Based on 18 holes of play, we can feel pretty comfortable in saying Tiger Woods will not end his 10-year drought in majors at the 2018 U.S. Open.
Woods carded an eight-over 78 in Thursday's first round at Shinnecock Hills in New York, putting him nine strokes behind four players at one under going into the clubhouse. The 14-time major champ began his day with an ugly triple-bogey on No. 1 and never recovered, adding in bogeys on Nos. 2 and 11 to go along with doubles on Nos. 13 and 14.
Round 1 Iron Play and Putting Doom Tiger's U.S. Open
That was bad. Real bad (Michael Jackson).
On the bright side, Tiger wasn't the only great who struggled. Rory McIlroy imploded his way to a 10-over 80. Jason Day shot a 79.
On the downside, literally everything else about this round. Tiger never gave himself a chance from the opening hole. After a drive that put him on the fairway, Woods' next three shots went rough-rough-rough like a dog before finally getting onto the par-four green in five shots. Then he two-putted from inside seven feet for his first triple bogey in his U.S. Open career.
On the par-three second, he nearly double-bogeyed again before holing out for a bogey. Two holes. Four over.

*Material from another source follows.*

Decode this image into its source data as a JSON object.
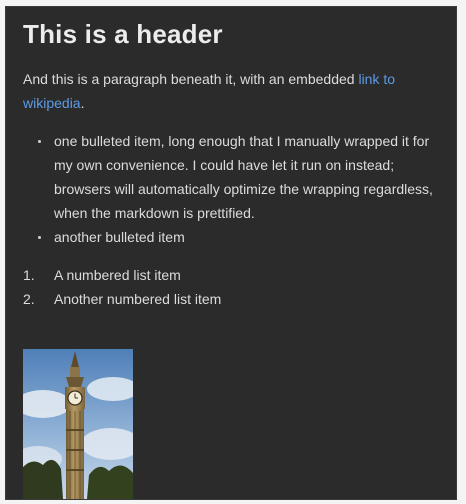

On the bright side, things didn't keep derailing from there. Woods played the next eight holes at one under and seemed to be settling into a groove. Had he been able to keep that up, Tiger would have been within striking distance given the difficult course conditions.
Tiger splashed into a bunker on the par-three 11th before crawling to a bogey and then threw together back-to-back doubles on Nos. 13 and 14. Tiger showcased some of the worst putting of his career on the par-four 13th with a laughable four-putt that saw him need three putts from inside six feet. His approach game failed him on the following hole, with Woods needing four strokes to get onto the green before two-putting his way to a double.

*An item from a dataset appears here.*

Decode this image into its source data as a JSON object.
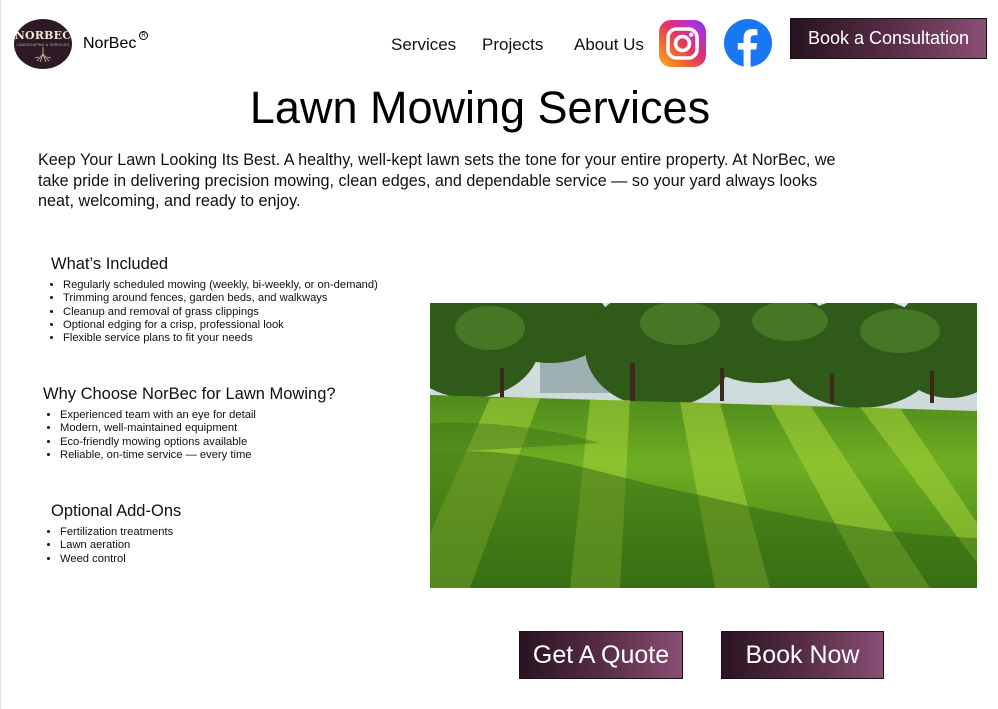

Woods' irons were a complete mess, as he hit only 38.9 percent of his greens in regulation. He didn't do much better on the greens, averaging more than two putts per hole.
All-around abysmal play.
'Tiger Is Back' Narrative Is Tired
Let's say some good things: First, it's nice to see Tiger back on a golf course in a U.S. Open without a grimace on his face. This is the first time he's played the event since 2015 and his first without an obviously debilitating injury since 2013.
But these are his Jordan Wizards years. There's no other way around it. Tiger Woods is a fundamentally average PGA Tour golfer in every single imaginable sense of the word. He is Gary Woodland with a bigger bank account.
And that's fine! Tiger coming back to play competitive golf at all is a bit of a miracle. With his legacy secure and his finances beyond being in order, it would have been understandable if Tiger stepped away forever. He's the most dominant golfer in history and probably the second-greatest the sport has ever seen, with respect given to Jack Nicklaus' longevity.
The best we can hope for is those random sparks of brilliance. Jordan scored 43 points four days after his 40th birthday. It's possible Tiger Woods finds a way to win a few more golf tournaments and perhaps even adds a major. One last triumph to ride off into the sunset and complete his comeback.
This suspension of disbelief that he's ever going to be the best player in the world again? It's time to shelve it. Just come to grips with the fact it's nice to see an old friend on the course again and feel that twinge of nostalgia. Remember the fist pumps; daydream about better days when you see him wearing red on Sunday; hope that maybe there's a four-day stretch where it all clicks in again and we can get a happy ending.
Jordan Spieth was 14 the last time Tiger won a major. No matter which way you slice it—ha!—we're watching the last chapter of Tiger's career.